§ **Available records**

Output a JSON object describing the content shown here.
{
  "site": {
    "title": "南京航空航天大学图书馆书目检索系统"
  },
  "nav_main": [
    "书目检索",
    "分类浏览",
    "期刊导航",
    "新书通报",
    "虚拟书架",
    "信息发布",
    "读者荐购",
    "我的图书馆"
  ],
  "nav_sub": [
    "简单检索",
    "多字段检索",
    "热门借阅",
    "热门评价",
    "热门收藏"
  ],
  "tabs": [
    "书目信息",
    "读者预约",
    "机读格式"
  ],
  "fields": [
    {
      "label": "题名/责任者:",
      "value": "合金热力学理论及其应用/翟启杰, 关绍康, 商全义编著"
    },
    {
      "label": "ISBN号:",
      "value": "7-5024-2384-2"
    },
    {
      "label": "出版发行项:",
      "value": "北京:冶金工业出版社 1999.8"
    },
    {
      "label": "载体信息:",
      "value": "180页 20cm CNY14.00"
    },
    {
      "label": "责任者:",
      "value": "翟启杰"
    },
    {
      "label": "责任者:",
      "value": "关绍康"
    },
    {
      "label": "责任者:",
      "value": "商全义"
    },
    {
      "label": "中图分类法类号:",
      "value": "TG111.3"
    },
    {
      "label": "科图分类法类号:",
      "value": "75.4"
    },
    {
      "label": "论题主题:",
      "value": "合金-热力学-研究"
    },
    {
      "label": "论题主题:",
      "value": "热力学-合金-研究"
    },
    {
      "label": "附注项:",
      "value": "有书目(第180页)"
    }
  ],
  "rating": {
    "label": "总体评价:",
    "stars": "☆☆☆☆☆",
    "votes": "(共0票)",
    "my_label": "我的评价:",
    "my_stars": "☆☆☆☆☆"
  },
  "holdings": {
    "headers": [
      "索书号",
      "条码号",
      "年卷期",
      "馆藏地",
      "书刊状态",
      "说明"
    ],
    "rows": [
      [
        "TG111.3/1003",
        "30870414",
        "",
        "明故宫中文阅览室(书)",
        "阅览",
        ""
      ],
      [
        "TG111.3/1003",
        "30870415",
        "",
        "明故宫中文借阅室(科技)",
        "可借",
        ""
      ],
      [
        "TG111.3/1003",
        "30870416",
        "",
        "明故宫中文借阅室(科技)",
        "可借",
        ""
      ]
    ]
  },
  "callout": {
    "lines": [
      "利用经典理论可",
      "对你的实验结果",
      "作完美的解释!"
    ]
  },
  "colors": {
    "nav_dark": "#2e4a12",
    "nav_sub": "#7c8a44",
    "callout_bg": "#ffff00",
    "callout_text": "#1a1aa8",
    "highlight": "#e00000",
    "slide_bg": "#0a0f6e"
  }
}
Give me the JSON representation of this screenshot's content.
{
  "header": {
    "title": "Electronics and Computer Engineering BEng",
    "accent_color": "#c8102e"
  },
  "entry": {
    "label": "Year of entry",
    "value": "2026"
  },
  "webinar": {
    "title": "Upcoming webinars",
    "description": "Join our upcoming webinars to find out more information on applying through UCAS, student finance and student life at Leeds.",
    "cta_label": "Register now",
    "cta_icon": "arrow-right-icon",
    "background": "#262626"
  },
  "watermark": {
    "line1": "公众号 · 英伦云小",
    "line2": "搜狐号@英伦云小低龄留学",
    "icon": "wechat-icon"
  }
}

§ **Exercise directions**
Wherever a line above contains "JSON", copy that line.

§ **Completed task**
Output a JSON object describing the content shown here.
Give me the JSON representation of this screenshot's content.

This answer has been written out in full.